Copy each line of the entries that contains the word "image".

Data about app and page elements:
Segment Open

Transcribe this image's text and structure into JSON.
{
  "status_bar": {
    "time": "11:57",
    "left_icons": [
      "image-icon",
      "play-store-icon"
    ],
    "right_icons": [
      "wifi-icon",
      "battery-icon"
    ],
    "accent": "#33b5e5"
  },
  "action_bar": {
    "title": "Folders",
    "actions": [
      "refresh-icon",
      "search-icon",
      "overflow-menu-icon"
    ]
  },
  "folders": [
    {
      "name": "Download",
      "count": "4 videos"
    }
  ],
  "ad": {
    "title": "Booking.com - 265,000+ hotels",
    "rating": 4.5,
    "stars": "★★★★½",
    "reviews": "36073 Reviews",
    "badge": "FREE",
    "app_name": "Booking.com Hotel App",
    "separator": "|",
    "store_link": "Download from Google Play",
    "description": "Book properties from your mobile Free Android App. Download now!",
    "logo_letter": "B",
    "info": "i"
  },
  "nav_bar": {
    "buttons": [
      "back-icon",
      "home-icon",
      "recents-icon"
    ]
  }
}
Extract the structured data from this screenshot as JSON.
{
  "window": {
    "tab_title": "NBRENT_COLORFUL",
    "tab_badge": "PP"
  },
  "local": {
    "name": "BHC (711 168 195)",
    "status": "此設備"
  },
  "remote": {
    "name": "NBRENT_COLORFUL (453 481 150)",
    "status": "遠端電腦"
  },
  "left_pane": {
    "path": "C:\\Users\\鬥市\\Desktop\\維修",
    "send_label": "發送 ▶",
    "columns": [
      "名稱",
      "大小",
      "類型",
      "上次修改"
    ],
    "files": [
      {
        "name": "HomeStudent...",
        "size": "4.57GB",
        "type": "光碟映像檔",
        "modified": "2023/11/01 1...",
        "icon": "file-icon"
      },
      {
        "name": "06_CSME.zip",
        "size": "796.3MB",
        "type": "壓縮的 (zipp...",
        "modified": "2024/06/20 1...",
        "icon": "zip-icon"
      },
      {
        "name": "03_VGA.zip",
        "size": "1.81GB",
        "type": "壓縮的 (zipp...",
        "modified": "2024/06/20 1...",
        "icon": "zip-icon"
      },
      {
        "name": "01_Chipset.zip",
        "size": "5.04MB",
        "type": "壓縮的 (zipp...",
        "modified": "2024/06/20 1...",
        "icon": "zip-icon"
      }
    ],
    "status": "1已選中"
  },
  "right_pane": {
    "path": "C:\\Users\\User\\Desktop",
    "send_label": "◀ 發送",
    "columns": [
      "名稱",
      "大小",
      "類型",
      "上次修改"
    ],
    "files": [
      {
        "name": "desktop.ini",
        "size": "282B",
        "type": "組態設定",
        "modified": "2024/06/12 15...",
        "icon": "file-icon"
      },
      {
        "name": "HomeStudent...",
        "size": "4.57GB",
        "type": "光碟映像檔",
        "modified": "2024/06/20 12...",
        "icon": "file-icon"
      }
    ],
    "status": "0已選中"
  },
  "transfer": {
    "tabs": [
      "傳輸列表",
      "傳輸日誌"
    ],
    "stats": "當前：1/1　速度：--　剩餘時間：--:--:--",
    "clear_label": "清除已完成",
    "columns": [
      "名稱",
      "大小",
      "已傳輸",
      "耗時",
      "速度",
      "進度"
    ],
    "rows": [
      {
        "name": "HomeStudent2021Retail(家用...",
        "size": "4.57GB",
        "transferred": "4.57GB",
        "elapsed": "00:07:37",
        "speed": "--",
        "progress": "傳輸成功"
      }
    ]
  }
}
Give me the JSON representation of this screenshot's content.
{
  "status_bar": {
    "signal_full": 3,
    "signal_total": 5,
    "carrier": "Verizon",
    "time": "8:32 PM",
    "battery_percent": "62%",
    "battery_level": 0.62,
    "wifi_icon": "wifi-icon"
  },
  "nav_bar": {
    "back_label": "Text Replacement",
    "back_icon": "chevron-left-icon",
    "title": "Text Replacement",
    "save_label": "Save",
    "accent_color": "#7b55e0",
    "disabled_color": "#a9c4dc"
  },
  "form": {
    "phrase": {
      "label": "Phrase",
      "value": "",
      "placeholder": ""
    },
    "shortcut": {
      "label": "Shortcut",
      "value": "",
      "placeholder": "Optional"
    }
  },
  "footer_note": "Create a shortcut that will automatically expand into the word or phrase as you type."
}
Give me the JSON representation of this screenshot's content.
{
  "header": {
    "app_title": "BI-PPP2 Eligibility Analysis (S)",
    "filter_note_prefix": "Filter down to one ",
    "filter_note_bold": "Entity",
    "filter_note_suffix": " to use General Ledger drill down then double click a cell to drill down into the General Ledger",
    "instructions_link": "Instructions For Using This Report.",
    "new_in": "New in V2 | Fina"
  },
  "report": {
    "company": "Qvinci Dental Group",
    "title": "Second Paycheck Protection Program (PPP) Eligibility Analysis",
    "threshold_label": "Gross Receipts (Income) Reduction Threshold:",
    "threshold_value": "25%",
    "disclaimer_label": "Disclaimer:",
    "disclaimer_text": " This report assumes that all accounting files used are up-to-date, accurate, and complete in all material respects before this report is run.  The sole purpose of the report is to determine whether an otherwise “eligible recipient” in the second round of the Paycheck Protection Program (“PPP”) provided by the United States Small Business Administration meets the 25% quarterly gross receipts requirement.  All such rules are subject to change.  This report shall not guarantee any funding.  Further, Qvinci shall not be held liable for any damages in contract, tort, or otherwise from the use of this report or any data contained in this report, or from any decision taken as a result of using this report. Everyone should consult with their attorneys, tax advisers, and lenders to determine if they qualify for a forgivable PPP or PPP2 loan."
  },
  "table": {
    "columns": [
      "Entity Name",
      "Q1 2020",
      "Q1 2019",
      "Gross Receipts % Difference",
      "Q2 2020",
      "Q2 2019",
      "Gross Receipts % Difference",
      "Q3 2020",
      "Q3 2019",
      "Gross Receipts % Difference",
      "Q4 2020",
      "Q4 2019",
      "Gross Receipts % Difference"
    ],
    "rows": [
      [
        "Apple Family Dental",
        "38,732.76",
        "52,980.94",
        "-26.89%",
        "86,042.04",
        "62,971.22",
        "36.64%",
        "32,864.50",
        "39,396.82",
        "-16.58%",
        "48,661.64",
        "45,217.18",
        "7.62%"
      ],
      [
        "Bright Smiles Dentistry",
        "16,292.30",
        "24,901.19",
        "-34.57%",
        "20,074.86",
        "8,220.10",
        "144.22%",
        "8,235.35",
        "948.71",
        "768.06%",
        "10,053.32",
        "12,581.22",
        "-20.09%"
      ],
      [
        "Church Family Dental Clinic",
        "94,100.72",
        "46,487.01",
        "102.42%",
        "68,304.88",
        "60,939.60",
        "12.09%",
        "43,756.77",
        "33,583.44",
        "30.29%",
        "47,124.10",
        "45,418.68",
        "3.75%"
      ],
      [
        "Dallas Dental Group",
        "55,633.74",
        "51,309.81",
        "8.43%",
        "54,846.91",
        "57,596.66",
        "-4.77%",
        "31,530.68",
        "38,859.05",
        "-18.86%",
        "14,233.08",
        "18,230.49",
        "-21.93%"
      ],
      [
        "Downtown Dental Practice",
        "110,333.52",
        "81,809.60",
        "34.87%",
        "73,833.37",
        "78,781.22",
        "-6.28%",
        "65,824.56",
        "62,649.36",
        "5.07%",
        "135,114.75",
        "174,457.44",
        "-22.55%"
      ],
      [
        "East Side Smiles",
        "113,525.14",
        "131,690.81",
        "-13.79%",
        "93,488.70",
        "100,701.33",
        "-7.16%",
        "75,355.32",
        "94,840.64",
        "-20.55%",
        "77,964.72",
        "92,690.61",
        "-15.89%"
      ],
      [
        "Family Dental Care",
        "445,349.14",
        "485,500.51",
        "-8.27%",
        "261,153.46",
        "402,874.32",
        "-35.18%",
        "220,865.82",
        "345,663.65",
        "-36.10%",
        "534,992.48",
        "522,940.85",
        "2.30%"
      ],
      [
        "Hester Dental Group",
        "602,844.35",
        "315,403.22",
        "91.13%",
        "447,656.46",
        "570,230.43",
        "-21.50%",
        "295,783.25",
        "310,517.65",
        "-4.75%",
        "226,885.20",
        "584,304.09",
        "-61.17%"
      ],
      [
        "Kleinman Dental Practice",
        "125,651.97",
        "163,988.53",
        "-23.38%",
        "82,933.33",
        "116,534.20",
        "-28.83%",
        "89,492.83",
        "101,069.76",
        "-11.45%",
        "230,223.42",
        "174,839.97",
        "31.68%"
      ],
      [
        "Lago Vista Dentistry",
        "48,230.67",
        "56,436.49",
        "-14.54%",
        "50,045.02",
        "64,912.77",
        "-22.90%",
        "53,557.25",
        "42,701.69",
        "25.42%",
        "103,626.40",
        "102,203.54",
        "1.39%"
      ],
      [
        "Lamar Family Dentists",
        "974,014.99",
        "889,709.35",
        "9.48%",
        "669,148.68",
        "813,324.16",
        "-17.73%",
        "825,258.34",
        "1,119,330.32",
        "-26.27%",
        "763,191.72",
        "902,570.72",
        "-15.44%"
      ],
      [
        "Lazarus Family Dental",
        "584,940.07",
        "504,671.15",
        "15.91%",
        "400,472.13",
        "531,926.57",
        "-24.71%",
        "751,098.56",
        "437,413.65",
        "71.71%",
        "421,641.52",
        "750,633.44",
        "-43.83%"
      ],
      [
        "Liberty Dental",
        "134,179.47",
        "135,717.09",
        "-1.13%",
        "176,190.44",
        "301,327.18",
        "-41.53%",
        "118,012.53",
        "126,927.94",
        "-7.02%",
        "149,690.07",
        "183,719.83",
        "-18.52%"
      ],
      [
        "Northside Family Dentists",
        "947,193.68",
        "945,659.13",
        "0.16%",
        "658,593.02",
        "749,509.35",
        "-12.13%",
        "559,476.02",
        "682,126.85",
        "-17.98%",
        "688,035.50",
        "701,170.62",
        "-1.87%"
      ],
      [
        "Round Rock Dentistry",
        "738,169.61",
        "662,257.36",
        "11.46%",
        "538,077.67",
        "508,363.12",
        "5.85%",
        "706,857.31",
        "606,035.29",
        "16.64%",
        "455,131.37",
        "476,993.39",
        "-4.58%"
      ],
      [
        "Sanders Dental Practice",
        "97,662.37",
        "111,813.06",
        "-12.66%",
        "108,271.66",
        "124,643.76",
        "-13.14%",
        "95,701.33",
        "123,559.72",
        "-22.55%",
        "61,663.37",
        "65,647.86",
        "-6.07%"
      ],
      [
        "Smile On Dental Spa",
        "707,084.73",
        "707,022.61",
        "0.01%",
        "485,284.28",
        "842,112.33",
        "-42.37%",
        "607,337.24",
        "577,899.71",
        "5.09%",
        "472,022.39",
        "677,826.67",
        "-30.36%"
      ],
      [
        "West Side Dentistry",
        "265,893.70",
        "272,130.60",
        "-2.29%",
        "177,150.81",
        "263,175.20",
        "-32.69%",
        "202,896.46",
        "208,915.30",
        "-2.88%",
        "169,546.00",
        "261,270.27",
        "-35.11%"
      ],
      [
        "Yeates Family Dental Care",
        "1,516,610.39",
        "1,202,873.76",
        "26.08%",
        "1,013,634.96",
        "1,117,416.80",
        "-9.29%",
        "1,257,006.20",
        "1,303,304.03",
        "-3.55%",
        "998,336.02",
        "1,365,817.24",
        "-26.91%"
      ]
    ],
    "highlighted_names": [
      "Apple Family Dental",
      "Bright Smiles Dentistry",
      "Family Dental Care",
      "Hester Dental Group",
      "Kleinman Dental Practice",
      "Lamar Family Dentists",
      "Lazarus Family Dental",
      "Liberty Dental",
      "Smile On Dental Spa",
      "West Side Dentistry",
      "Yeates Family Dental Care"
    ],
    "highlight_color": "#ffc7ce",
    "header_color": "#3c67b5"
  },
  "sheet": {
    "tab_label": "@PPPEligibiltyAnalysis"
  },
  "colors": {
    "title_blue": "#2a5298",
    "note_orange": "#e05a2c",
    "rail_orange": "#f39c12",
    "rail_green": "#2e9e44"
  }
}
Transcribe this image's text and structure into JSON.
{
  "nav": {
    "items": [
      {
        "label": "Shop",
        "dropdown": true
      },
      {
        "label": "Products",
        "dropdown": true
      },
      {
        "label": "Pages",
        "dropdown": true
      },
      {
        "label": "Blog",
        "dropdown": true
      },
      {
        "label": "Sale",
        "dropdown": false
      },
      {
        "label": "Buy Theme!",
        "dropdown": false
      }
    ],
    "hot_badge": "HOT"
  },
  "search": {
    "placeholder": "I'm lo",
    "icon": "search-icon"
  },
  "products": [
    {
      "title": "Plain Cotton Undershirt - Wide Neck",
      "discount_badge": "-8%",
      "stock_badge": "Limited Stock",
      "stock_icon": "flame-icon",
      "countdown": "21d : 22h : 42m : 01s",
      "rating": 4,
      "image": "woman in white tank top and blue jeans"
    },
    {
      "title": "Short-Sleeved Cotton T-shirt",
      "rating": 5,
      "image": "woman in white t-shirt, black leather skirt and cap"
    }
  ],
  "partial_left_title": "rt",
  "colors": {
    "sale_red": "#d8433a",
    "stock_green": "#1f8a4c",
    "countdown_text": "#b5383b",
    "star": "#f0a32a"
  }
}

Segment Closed

RESPONSE FOR THIS EXERCISE:
Transcribe this image's text and structure into JSON.
      "image-icon",
Transcribe this image's text and structure into JSON.
      "image": "woman in white tank top and blue jeans"
      "image": "woman in white t-shirt, black leather skirt and cap"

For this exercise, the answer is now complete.